[Records from a collection]
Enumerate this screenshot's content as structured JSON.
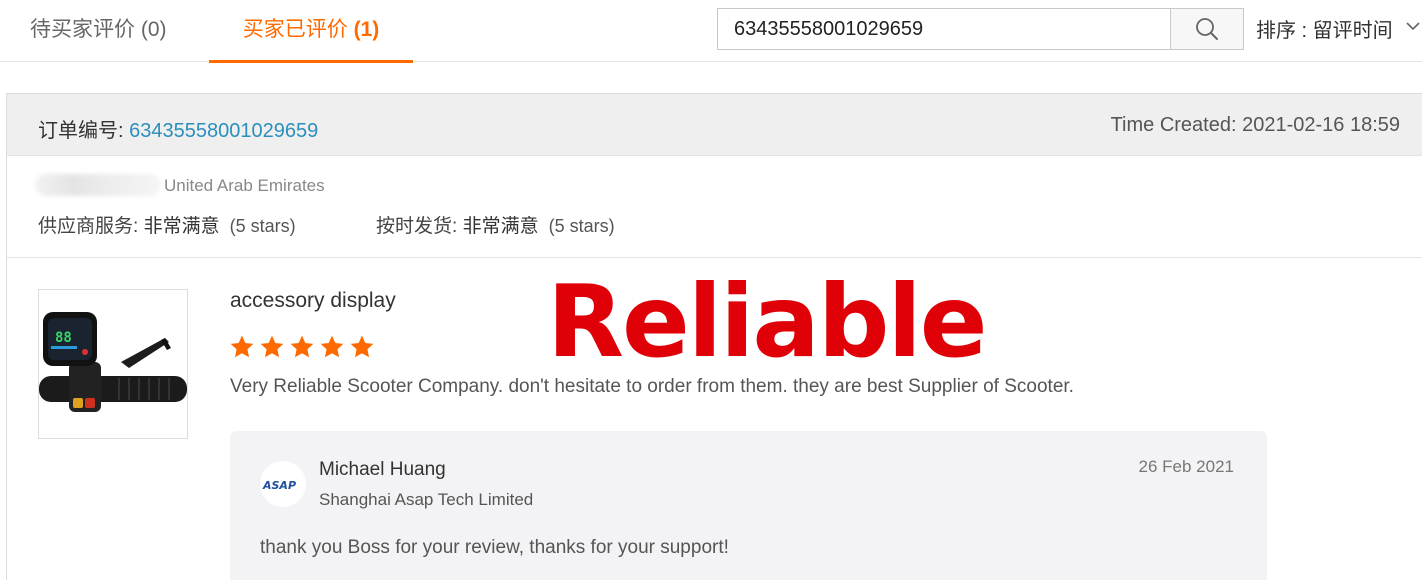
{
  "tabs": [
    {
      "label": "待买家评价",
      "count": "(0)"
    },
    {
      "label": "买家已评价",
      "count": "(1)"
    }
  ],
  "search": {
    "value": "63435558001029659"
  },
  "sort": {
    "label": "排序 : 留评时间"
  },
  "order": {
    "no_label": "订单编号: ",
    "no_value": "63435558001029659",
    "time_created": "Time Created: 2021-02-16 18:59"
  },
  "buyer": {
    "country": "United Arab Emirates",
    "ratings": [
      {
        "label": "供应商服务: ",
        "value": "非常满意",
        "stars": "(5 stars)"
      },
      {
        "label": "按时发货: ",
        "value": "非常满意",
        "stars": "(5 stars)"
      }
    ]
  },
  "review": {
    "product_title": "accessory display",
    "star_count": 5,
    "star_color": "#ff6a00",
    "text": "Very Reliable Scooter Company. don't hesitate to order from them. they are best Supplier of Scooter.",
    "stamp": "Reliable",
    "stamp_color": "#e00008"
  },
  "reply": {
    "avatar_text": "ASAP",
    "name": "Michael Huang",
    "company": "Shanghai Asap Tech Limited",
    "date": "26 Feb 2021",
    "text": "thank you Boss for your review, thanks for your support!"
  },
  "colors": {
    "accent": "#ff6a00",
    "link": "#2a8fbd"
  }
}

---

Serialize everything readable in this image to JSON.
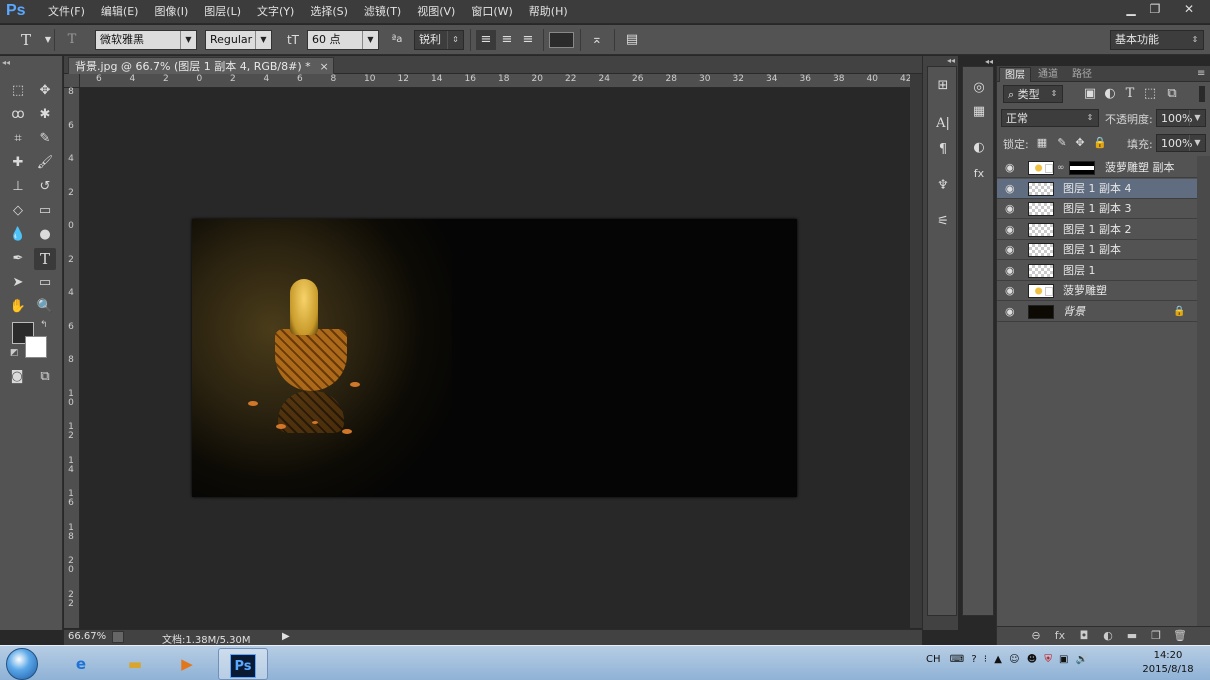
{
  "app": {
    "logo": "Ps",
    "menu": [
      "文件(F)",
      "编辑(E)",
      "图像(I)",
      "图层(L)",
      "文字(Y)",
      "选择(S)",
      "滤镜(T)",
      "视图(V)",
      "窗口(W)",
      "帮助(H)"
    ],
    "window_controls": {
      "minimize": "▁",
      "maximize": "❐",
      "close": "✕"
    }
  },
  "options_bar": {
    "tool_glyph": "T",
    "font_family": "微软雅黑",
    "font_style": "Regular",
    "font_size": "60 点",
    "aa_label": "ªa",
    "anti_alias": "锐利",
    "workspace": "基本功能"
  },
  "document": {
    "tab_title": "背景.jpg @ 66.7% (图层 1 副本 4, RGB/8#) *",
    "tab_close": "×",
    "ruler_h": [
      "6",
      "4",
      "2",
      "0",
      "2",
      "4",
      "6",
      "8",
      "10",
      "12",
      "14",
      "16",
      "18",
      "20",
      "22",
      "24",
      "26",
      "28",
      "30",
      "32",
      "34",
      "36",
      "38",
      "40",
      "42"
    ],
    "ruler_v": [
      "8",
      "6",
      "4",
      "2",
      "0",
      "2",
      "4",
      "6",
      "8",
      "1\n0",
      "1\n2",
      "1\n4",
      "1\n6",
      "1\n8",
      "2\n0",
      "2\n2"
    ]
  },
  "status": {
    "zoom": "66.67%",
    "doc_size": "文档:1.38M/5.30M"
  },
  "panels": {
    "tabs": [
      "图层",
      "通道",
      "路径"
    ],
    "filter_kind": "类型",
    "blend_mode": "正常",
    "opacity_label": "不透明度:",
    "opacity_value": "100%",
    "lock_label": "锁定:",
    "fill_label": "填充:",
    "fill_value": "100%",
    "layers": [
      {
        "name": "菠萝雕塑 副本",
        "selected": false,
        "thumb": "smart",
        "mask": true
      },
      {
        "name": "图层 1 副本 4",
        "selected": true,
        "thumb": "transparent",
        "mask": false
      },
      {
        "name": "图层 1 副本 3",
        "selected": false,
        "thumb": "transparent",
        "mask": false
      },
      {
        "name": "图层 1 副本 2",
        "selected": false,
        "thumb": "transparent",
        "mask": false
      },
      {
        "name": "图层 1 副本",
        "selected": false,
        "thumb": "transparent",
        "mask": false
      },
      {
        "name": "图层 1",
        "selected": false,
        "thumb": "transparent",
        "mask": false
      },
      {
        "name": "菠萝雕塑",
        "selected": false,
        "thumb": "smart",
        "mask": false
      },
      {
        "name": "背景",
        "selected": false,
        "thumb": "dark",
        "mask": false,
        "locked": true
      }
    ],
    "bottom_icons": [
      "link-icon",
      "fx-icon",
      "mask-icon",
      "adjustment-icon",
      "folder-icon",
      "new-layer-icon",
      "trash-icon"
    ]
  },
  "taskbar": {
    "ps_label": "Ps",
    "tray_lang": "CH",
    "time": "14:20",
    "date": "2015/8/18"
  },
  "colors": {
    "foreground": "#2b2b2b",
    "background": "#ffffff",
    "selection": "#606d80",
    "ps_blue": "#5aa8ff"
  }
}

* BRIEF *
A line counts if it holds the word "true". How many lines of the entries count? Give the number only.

* ANSWER AREA *
3